  • We are partnering directly with local governments, the private sector, civil society, and academia to ensure that local systems own, resource, and sustain the development results in which we invest. The global average of mission funds programmed through local systems has increased from 9.6% in FY 2010 to 16.9% in FY 2014. The Agency's leveling on this metric is a result of a decrease in the overall levels of direct obligations in Afghanistan and the limited absorptive capacity of local governments in Pakistan. Excluding these countries, USAID continues to increase direct obligations from 12.3% in FY 2013 to 15.1% in FY 2014. Since 2010, we have doubled the amount of funding from $381 million to $862 million in FY 2014 provided to local civil society and private sector organizations. Our prudent and strategic approach to Local Solutions is yielding results, for example:
    • 6,419 families from 199 communities in Peru are giving up illicit coca by planting more than 7,700 hectares of alternative crops, thanks to government-to-government assistance;
    • a private pharmaceutical firm in Nepal is assuming the risk for developing, proofing, and commercializing a gel that reduces infant mortality by 34%; and,
    • a significant reduction in the cost of procuring health commodities due to the strengthened capacities and internal controls of the Kenya Medical Supplies Agency.
  • We have begun a critical shift in how we engage with the private sector and have substantially strengthened both our Development Credit Authority (DCA) and Public Private Partnerships (PPPs).

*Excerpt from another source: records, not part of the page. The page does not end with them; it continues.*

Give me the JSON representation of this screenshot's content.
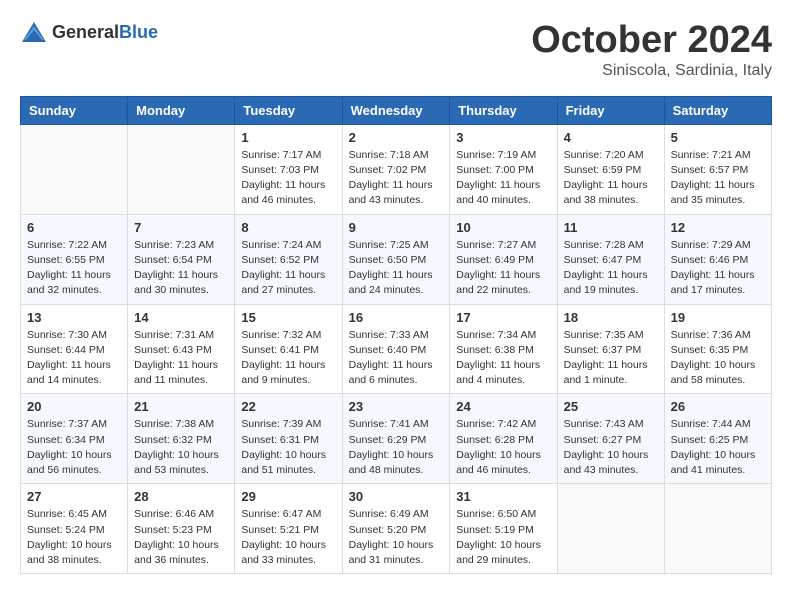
{
  "header": {
    "logo_general": "General",
    "logo_blue": "Blue",
    "month_title": "October 2024",
    "location": "Siniscola, Sardinia, Italy"
  },
  "days_of_week": [
    "Sunday",
    "Monday",
    "Tuesday",
    "Wednesday",
    "Thursday",
    "Friday",
    "Saturday"
  ],
  "weeks": [
    [
      {
        "day": "",
        "info": ""
      },
      {
        "day": "",
        "info": ""
      },
      {
        "day": "1",
        "info": "Sunrise: 7:17 AM\nSunset: 7:03 PM\nDaylight: 11 hours and 46 minutes."
      },
      {
        "day": "2",
        "info": "Sunrise: 7:18 AM\nSunset: 7:02 PM\nDaylight: 11 hours and 43 minutes."
      },
      {
        "day": "3",
        "info": "Sunrise: 7:19 AM\nSunset: 7:00 PM\nDaylight: 11 hours and 40 minutes."
      },
      {
        "day": "4",
        "info": "Sunrise: 7:20 AM\nSunset: 6:59 PM\nDaylight: 11 hours and 38 minutes."
      },
      {
        "day": "5",
        "info": "Sunrise: 7:21 AM\nSunset: 6:57 PM\nDaylight: 11 hours and 35 minutes."
      }
    ],
    [
      {
        "day": "6",
        "info": "Sunrise: 7:22 AM\nSunset: 6:55 PM\nDaylight: 11 hours and 32 minutes."
      },
      {
        "day": "7",
        "info": "Sunrise: 7:23 AM\nSunset: 6:54 PM\nDaylight: 11 hours and 30 minutes."
      },
      {
        "day": "8",
        "info": "Sunrise: 7:24 AM\nSunset: 6:52 PM\nDaylight: 11 hours and 27 minutes."
      },
      {
        "day": "9",
        "info": "Sunrise: 7:25 AM\nSunset: 6:50 PM\nDaylight: 11 hours and 24 minutes."
      },
      {
        "day": "10",
        "info": "Sunrise: 7:27 AM\nSunset: 6:49 PM\nDaylight: 11 hours and 22 minutes."
      },
      {
        "day": "11",
        "info": "Sunrise: 7:28 AM\nSunset: 6:47 PM\nDaylight: 11 hours and 19 minutes."
      },
      {
        "day": "12",
        "info": "Sunrise: 7:29 AM\nSunset: 6:46 PM\nDaylight: 11 hours and 17 minutes."
      }
    ],
    [
      {
        "day": "13",
        "info": "Sunrise: 7:30 AM\nSunset: 6:44 PM\nDaylight: 11 hours and 14 minutes."
      },
      {
        "day": "14",
        "info": "Sunrise: 7:31 AM\nSunset: 6:43 PM\nDaylight: 11 hours and 11 minutes."
      },
      {
        "day": "15",
        "info": "Sunrise: 7:32 AM\nSunset: 6:41 PM\nDaylight: 11 hours and 9 minutes."
      },
      {
        "day": "16",
        "info": "Sunrise: 7:33 AM\nSunset: 6:40 PM\nDaylight: 11 hours and 6 minutes."
      },
      {
        "day": "17",
        "info": "Sunrise: 7:34 AM\nSunset: 6:38 PM\nDaylight: 11 hours and 4 minutes."
      },
      {
        "day": "18",
        "info": "Sunrise: 7:35 AM\nSunset: 6:37 PM\nDaylight: 11 hours and 1 minute."
      },
      {
        "day": "19",
        "info": "Sunrise: 7:36 AM\nSunset: 6:35 PM\nDaylight: 10 hours and 58 minutes."
      }
    ],
    [
      {
        "day": "20",
        "info": "Sunrise: 7:37 AM\nSunset: 6:34 PM\nDaylight: 10 hours and 56 minutes."
      },
      {
        "day": "21",
        "info": "Sunrise: 7:38 AM\nSunset: 6:32 PM\nDaylight: 10 hours and 53 minutes."
      },
      {
        "day": "22",
        "info": "Sunrise: 7:39 AM\nSunset: 6:31 PM\nDaylight: 10 hours and 51 minutes."
      },
      {
        "day": "23",
        "info": "Sunrise: 7:41 AM\nSunset: 6:29 PM\nDaylight: 10 hours and 48 minutes."
      },
      {
        "day": "24",
        "info": "Sunrise: 7:42 AM\nSunset: 6:28 PM\nDaylight: 10 hours and 46 minutes."
      },
      {
        "day": "25",
        "info": "Sunrise: 7:43 AM\nSunset: 6:27 PM\nDaylight: 10 hours and 43 minutes."
      },
      {
        "day": "26",
        "info": "Sunrise: 7:44 AM\nSunset: 6:25 PM\nDaylight: 10 hours and 41 minutes."
      }
    ],
    [
      {
        "day": "27",
        "info": "Sunrise: 6:45 AM\nSunset: 5:24 PM\nDaylight: 10 hours and 38 minutes."
      },
      {
        "day": "28",
        "info": "Sunrise: 6:46 AM\nSunset: 5:23 PM\nDaylight: 10 hours and 36 minutes."
      },
      {
        "day": "29",
        "info": "Sunrise: 6:47 AM\nSunset: 5:21 PM\nDaylight: 10 hours and 33 minutes."
      },
      {
        "day": "30",
        "info": "Sunrise: 6:49 AM\nSunset: 5:20 PM\nDaylight: 10 hours and 31 minutes."
      },
      {
        "day": "31",
        "info": "Sunrise: 6:50 AM\nSunset: 5:19 PM\nDaylight: 10 hours and 29 minutes."
      },
      {
        "day": "",
        "info": ""
      },
      {
        "day": "",
        "info": ""
      }
    ]
  ]
}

    • In FY 2014, USAID remained committed to working with private sector partners, with Missions leveraging $250 million in private sector resources towards new Global Development Alliances, i.e. partnerships with at least 1:1 leverage of private sector resources. Across both new and ongoing PPPs, USAID is leveraging over $1 billion in combined private sector resources. In addition to these direct co-investments, USAID has also shifted towards a broader range of private sector engagement approaches, including large multi-stakeholder alliances such as Power Africa and the New Alliance for Food Security and Nutrition, for which USAID serves as a catalyst and convener for private sector investment.
    • Since the launch of USAID Forward, the size and impact of USAID's DCA credit guarantees has nearly doubled – nearly as much private capital has been leveraged in the past three years during the USAID Forward period ($1.8b) as in DCA’s previous 12 years ($1.9b). In FY 2014 alone, USAID entered into 32 guarantees with 49 financial partners in 18 countries, leveraging over $769m in credit using just $25.7m in USAID funds.

Identify and scale up innovative, breakthrough solutions to intractable development challenges

  • We are fostering a culture of innovation and using our convening power to test and scale breakthrough innovations to solve development challenges faster and cheaper. USAID’s U.S. Global Development Lab embodies this effort and seeks to increase the application of science, technology, innovation and partnerships to achieve, sustain and extend the Agency’s development impact. For example, we continue to expand digital financial services, which accelerate financial inclusion, help fight corruption and catalyze private sector development. In FY2014, at least 15 Missions pursued at least one activity related to digital finance and financial inclusion, 8 of which had enough engagement to qualify as a "Mobile Money Missions." We expect engagement in this game-changing solution to increase, with even more Missions planning to pursue related activities in FY2015.
Ubaldo Sagastume in His Coffee Field